I asked an employee twice if they were fresh because I just couldn't believe my luck. The employee said, yes they are, they're made every morning (maybe they are shipped in par-baked?), and the day-old ones are sold as such by the other breakfast pastries. Well you can't just bring bagels to a house, so I picked up a brick of Philadelphia cream cheese and some salmon lox too.
Everyone at brunch was thrilled about the bagels, knowing of H&H, and someone reached into the bag and did something I should have: he felt one. It was hard. They all were. So I called the market and told them what happened. They unsympathetically insisted these bagels were made fresh that morning, and said after sitting on the counter for a few hours will get harder. I replied "I am from the land of bagels, and I've had bagels that were sitting out for most of a day and they weren't this hard." The cold person on the phone said she didn't know what else to tell me. Well!

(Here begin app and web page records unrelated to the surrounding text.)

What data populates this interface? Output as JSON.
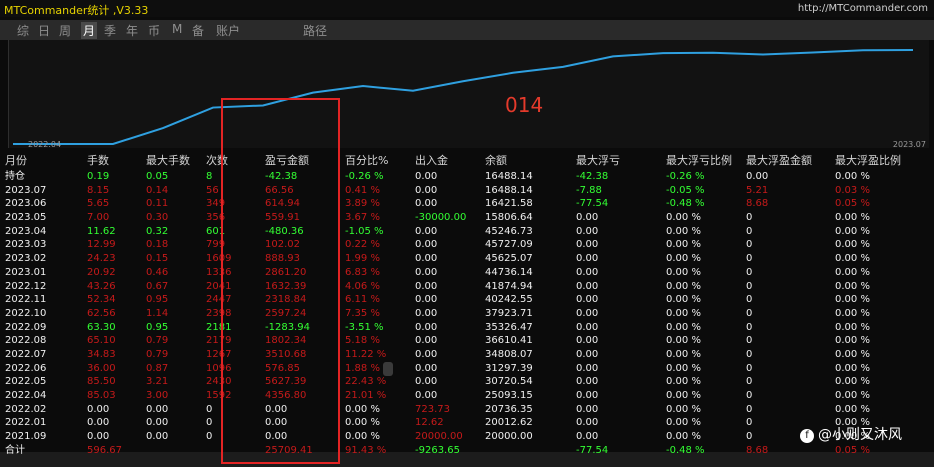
{
  "app": {
    "title": "MTCommander统计 ,V3.33",
    "url": "http://MTCommander.com"
  },
  "tabs": [
    {
      "label": "综"
    },
    {
      "label": "日"
    },
    {
      "label": "周"
    },
    {
      "label": "月",
      "active": true
    },
    {
      "label": "季"
    },
    {
      "label": "年"
    },
    {
      "label": "币"
    },
    {
      "label": "M"
    },
    {
      "label": "备"
    },
    {
      "label": "账户"
    },
    {
      "label": "路径"
    }
  ],
  "chart_data": {
    "type": "line",
    "x_start_label": "2022.04",
    "x_end_label": "2023.07",
    "annotation": "014",
    "series": [
      {
        "x": [
          "2021.09",
          "2022.01",
          "2022.02",
          "2022.04",
          "2022.05",
          "2022.06",
          "2022.07",
          "2022.08",
          "2022.09",
          "2022.10",
          "2022.11",
          "2022.12",
          "2023.01",
          "2023.02",
          "2023.03",
          "2023.04",
          "2023.05",
          "2023.06",
          "2023.07"
        ],
        "values": [
          20000,
          20012.62,
          20736.35,
          25093.15,
          30720.54,
          31297.39,
          34808.07,
          36610.41,
          35326.47,
          37923.71,
          40242.55,
          41874.94,
          44736.14,
          45625.07,
          45727.09,
          45246.73,
          15806.64,
          16421.58,
          16488.14
        ],
        "color": "#2fa0e0"
      }
    ]
  },
  "table": {
    "headers": [
      "月份",
      "手数",
      "最大手数",
      "次数",
      "盈亏金额",
      "百分比%",
      "出入金",
      "余额",
      "最大浮亏",
      "最大浮亏比例",
      "最大浮盈金额",
      "最大浮盈比例"
    ],
    "rows": [
      {
        "c": [
          "持仓",
          "0.19",
          "0.05",
          "8",
          "-42.38",
          "-0.26 %",
          "0.00",
          "16488.14",
          "-42.38",
          "-0.26 %",
          "0.00",
          "0.00 %"
        ],
        "k": [
          "w",
          "g",
          "g",
          "g",
          "g",
          "g",
          "w",
          "w",
          "g",
          "g",
          "w",
          "w"
        ]
      },
      {
        "c": [
          "2023.07",
          "8.15",
          "0.14",
          "56",
          "66.56",
          "0.41 %",
          "0.00",
          "16488.14",
          "-7.88",
          "-0.05 %",
          "5.21",
          "0.03 %"
        ],
        "k": [
          "w",
          "r",
          "r",
          "r",
          "r",
          "r",
          "w",
          "w",
          "g",
          "g",
          "r",
          "r"
        ]
      },
      {
        "c": [
          "2023.06",
          "5.65",
          "0.11",
          "349",
          "614.94",
          "3.89 %",
          "0.00",
          "16421.58",
          "-77.54",
          "-0.48 %",
          "8.68",
          "0.05 %"
        ],
        "k": [
          "w",
          "r",
          "r",
          "r",
          "r",
          "r",
          "w",
          "w",
          "g",
          "g",
          "r",
          "r"
        ]
      },
      {
        "c": [
          "2023.05",
          "7.00",
          "0.30",
          "356",
          "559.91",
          "3.67 %",
          "-30000.00",
          "15806.64",
          "0.00",
          "0.00 %",
          "0",
          "0.00 %"
        ],
        "k": [
          "w",
          "r",
          "r",
          "r",
          "r",
          "r",
          "g",
          "w",
          "w",
          "w",
          "w",
          "w"
        ]
      },
      {
        "c": [
          "2023.04",
          "11.62",
          "0.32",
          "601",
          "-480.36",
          "-1.05 %",
          "0.00",
          "45246.73",
          "0.00",
          "0.00 %",
          "0",
          "0.00 %"
        ],
        "k": [
          "w",
          "g",
          "g",
          "g",
          "g",
          "g",
          "w",
          "w",
          "w",
          "w",
          "w",
          "w"
        ]
      },
      {
        "c": [
          "2023.03",
          "12.99",
          "0.18",
          "799",
          "102.02",
          "0.22 %",
          "0.00",
          "45727.09",
          "0.00",
          "0.00 %",
          "0",
          "0.00 %"
        ],
        "k": [
          "w",
          "r",
          "r",
          "r",
          "r",
          "r",
          "w",
          "w",
          "w",
          "w",
          "w",
          "w"
        ]
      },
      {
        "c": [
          "2023.02",
          "24.23",
          "0.15",
          "1609",
          "888.93",
          "1.99 %",
          "0.00",
          "45625.07",
          "0.00",
          "0.00 %",
          "0",
          "0.00 %"
        ],
        "k": [
          "w",
          "r",
          "r",
          "r",
          "r",
          "r",
          "w",
          "w",
          "w",
          "w",
          "w",
          "w"
        ]
      },
      {
        "c": [
          "2023.01",
          "20.92",
          "0.46",
          "1336",
          "2861.20",
          "6.83 %",
          "0.00",
          "44736.14",
          "0.00",
          "0.00 %",
          "0",
          "0.00 %"
        ],
        "k": [
          "w",
          "r",
          "r",
          "r",
          "r",
          "r",
          "w",
          "w",
          "w",
          "w",
          "w",
          "w"
        ]
      },
      {
        "c": [
          "2022.12",
          "43.26",
          "0.67",
          "2041",
          "1632.39",
          "4.06 %",
          "0.00",
          "41874.94",
          "0.00",
          "0.00 %",
          "0",
          "0.00 %"
        ],
        "k": [
          "w",
          "r",
          "r",
          "r",
          "r",
          "r",
          "w",
          "w",
          "w",
          "w",
          "w",
          "w"
        ]
      },
      {
        "c": [
          "2022.11",
          "52.34",
          "0.95",
          "2447",
          "2318.84",
          "6.11 %",
          "0.00",
          "40242.55",
          "0.00",
          "0.00 %",
          "0",
          "0.00 %"
        ],
        "k": [
          "w",
          "r",
          "r",
          "r",
          "r",
          "r",
          "w",
          "w",
          "w",
          "w",
          "w",
          "w"
        ]
      },
      {
        "c": [
          "2022.10",
          "62.56",
          "1.14",
          "2398",
          "2597.24",
          "7.35 %",
          "0.00",
          "37923.71",
          "0.00",
          "0.00 %",
          "0",
          "0.00 %"
        ],
        "k": [
          "w",
          "r",
          "r",
          "r",
          "r",
          "r",
          "w",
          "w",
          "w",
          "w",
          "w",
          "w"
        ]
      },
      {
        "c": [
          "2022.09",
          "63.30",
          "0.95",
          "2181",
          "-1283.94",
          "-3.51 %",
          "0.00",
          "35326.47",
          "0.00",
          "0.00 %",
          "0",
          "0.00 %"
        ],
        "k": [
          "w",
          "g",
          "g",
          "g",
          "g",
          "g",
          "w",
          "w",
          "w",
          "w",
          "w",
          "w"
        ]
      },
      {
        "c": [
          "2022.08",
          "65.10",
          "0.79",
          "2179",
          "1802.34",
          "5.18 %",
          "0.00",
          "36610.41",
          "0.00",
          "0.00 %",
          "0",
          "0.00 %"
        ],
        "k": [
          "w",
          "r",
          "r",
          "r",
          "r",
          "r",
          "w",
          "w",
          "w",
          "w",
          "w",
          "w"
        ]
      },
      {
        "c": [
          "2022.07",
          "34.83",
          "0.79",
          "1267",
          "3510.68",
          "11.22 %",
          "0.00",
          "34808.07",
          "0.00",
          "0.00 %",
          "0",
          "0.00 %"
        ],
        "k": [
          "w",
          "r",
          "r",
          "r",
          "r",
          "r",
          "w",
          "w",
          "w",
          "w",
          "w",
          "w"
        ]
      },
      {
        "c": [
          "2022.06",
          "36.00",
          "0.87",
          "1096",
          "576.85",
          "1.88 %",
          "0.00",
          "31297.39",
          "0.00",
          "0.00 %",
          "0",
          "0.00 %"
        ],
        "k": [
          "w",
          "r",
          "r",
          "r",
          "r",
          "r",
          "w",
          "w",
          "w",
          "w",
          "w",
          "w"
        ]
      },
      {
        "c": [
          "2022.05",
          "85.50",
          "3.21",
          "2430",
          "5627.39",
          "22.43 %",
          "0.00",
          "30720.54",
          "0.00",
          "0.00 %",
          "0",
          "0.00 %"
        ],
        "k": [
          "w",
          "r",
          "r",
          "r",
          "r",
          "r",
          "w",
          "w",
          "w",
          "w",
          "w",
          "w"
        ]
      },
      {
        "c": [
          "2022.04",
          "85.03",
          "3.00",
          "1592",
          "4356.80",
          "21.01 %",
          "0.00",
          "25093.15",
          "0.00",
          "0.00 %",
          "0",
          "0.00 %"
        ],
        "k": [
          "w",
          "r",
          "r",
          "r",
          "r",
          "r",
          "w",
          "w",
          "w",
          "w",
          "w",
          "w"
        ]
      },
      {
        "c": [
          "2022.02",
          "0.00",
          "0.00",
          "0",
          "0.00",
          "0.00 %",
          "723.73",
          "20736.35",
          "0.00",
          "0.00 %",
          "0",
          "0.00 %"
        ],
        "k": [
          "w",
          "w",
          "w",
          "w",
          "w",
          "w",
          "r",
          "w",
          "w",
          "w",
          "w",
          "w"
        ]
      },
      {
        "c": [
          "2022.01",
          "0.00",
          "0.00",
          "0",
          "0.00",
          "0.00 %",
          "12.62",
          "20012.62",
          "0.00",
          "0.00 %",
          "0",
          "0.00 %"
        ],
        "k": [
          "w",
          "w",
          "w",
          "w",
          "w",
          "w",
          "r",
          "w",
          "w",
          "w",
          "w",
          "w"
        ]
      },
      {
        "c": [
          "2021.09",
          "0.00",
          "0.00",
          "0",
          "0.00",
          "0.00 %",
          "20000.00",
          "20000.00",
          "0.00",
          "0.00 %",
          "0",
          "0.00 %"
        ],
        "k": [
          "w",
          "w",
          "w",
          "w",
          "w",
          "w",
          "r",
          "w",
          "w",
          "w",
          "w",
          "w"
        ]
      }
    ],
    "total": {
      "c": [
        "合计",
        "596.67",
        "",
        "",
        "25709.41",
        "91.43 %",
        "-9263.65",
        "",
        "-77.54",
        "-0.48 %",
        "8.68",
        "0.05 %"
      ],
      "k": [
        "w",
        "r",
        "r",
        "r",
        "r",
        "r",
        "g",
        "w",
        "g",
        "g",
        "r",
        "r"
      ]
    }
  },
  "watermark": "@小则又沐风"
}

At that point I looked at my cream cheese brick and noticed the $4.50 price tag, and also noticed the salmon cream cheese container that was made up for me was left half empty probably for the same price as being full.
What I'd like to know is, besides making the mistake of not paying enough attention at the market, am I crazy? A 2-hour old bagel will not be as hard as a day-old bagel, right? My friends and I decided to halve and toast them all for the heck of it, which produced a product similar to a thick wedge of melba toast. Hard to the teeth, and a big waste of money. Unless something about making bagels in LA makes them dry out faster. Anyone have any ideas?
Malibu Kitchen & Gourmet Country Market
3900 Cross Creek Rd, Malibu, CA 90265